++++ PROVIDED RECORDS

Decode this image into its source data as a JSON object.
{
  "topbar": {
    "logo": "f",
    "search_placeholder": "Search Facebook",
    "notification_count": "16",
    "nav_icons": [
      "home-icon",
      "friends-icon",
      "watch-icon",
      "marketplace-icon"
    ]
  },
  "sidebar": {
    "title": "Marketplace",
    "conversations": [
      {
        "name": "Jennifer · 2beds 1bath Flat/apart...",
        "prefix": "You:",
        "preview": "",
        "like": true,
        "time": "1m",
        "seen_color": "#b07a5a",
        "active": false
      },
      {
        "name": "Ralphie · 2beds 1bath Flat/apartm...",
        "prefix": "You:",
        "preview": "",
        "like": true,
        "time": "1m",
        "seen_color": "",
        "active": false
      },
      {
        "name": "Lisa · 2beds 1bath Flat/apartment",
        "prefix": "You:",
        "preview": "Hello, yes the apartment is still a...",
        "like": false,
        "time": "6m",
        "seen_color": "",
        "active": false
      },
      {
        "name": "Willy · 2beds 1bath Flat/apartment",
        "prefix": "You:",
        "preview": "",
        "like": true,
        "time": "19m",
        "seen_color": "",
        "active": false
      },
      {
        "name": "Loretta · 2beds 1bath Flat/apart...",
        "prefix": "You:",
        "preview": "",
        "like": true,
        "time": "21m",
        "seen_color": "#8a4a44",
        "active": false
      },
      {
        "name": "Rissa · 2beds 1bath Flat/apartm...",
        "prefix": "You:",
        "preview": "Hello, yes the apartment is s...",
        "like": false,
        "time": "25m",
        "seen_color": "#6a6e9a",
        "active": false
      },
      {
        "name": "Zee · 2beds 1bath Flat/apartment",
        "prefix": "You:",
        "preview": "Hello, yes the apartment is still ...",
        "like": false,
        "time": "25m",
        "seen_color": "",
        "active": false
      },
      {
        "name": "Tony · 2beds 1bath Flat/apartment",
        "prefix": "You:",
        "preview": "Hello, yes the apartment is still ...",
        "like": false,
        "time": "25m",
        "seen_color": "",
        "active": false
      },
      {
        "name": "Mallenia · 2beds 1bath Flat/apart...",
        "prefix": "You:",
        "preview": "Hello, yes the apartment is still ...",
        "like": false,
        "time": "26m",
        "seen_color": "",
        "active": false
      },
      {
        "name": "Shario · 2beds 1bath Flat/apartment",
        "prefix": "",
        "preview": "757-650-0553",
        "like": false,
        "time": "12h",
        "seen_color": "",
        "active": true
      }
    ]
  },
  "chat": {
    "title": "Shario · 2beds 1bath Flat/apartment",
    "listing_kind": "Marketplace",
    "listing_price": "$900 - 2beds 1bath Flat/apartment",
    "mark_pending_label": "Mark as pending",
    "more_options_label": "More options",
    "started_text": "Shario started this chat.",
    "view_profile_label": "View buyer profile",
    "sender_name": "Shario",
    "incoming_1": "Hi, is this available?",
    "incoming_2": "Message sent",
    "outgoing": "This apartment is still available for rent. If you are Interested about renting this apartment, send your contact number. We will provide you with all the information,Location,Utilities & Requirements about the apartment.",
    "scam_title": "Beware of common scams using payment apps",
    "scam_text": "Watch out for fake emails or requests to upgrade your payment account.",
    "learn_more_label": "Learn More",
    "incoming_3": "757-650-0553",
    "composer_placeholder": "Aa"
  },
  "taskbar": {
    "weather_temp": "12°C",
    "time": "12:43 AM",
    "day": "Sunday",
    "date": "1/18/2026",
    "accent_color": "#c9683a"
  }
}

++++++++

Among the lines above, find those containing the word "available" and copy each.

    "incoming_1": "Hi, is this available?",
    "outgoing": "This apartment is still available for rent. If you are Interested about renting this apartment, send your contact number. We will provide you with all the information,Location,Utilities & Requirements about the apartment.",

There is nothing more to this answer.